Prosecutors in Moussaoui sentencing trial conclude Lisl Brunner at 7:04 AM ET
[JURIST] Prosecutors concluded their case in the sentencing trial of Zacarias Moussaoui [JURIST news archive] Thursday with the testimony of former FBI agent Aaron Zebley, who claimed that the FBI would have been able to trace records and identify 11 of the 19 hijackers if Moussaoui had admitted receiving thousands of dollars in wire transfers when he was arrested in August 2001. Presiding US District Judge Leonie Brinkema [official profile] has already warned prosecutors not to base their case on Moussaoui's failure to act [JURIST report], which she described as "shaky legal territory." Defense attorneys have countered that the FBI failed to respond to 70 requests by FBI agent Harry Samit to investigate Moussaoui as a terrorist-in-training.
Moussaoui's lawyers began their defense Thursday by outlining the government's failure to track two of the Sept. 11 hijackers who were known al Qaeda associates. Moussaoui could take the stand as early as next week, over his lawyers' objections. Moussaoui pleaded guilty [JURIST report] last April to six conspiracy charges, and the current trial will determine whether he receives the death penalty or life in prison. AP has more.
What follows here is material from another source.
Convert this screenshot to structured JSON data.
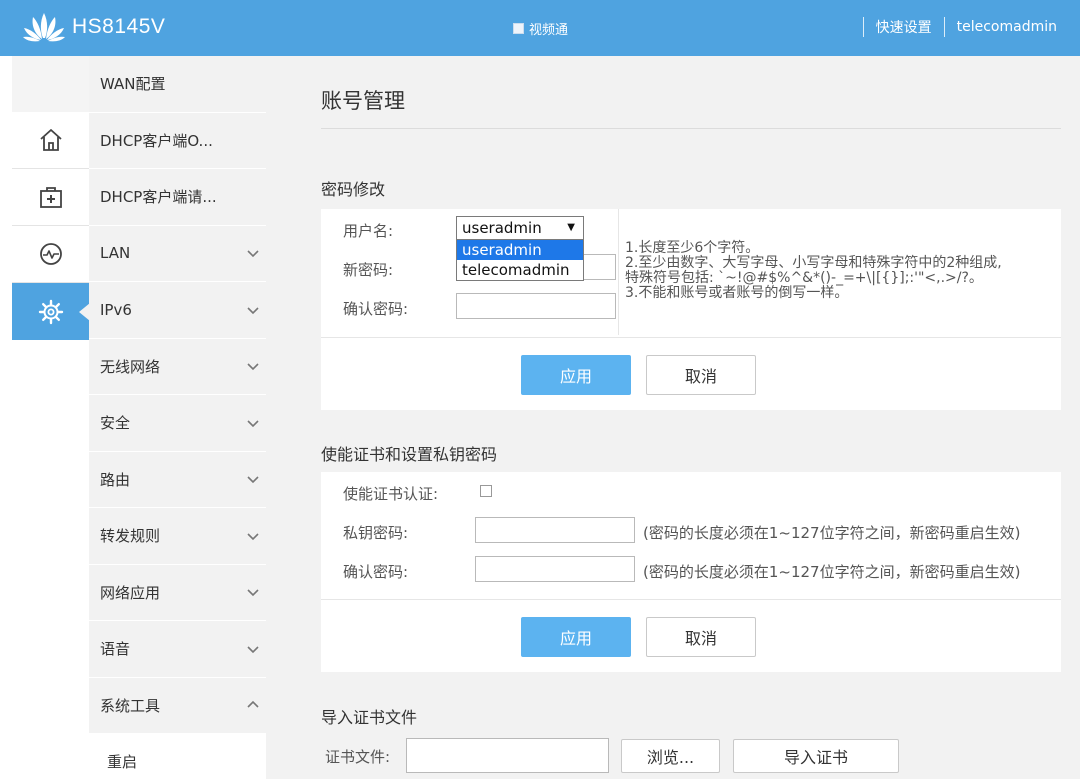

Paper Chase is JURIST's real-time legal news service, powered by a team of 30 law student reporters and editors led by law professor Bernard Hibbitts at the University of Pittsburgh School of Law. As an educational service, Paper Chase is dedicated to presenting important legal news and materials rapidly, objectively and intelligibly in an accessible, ad-free format.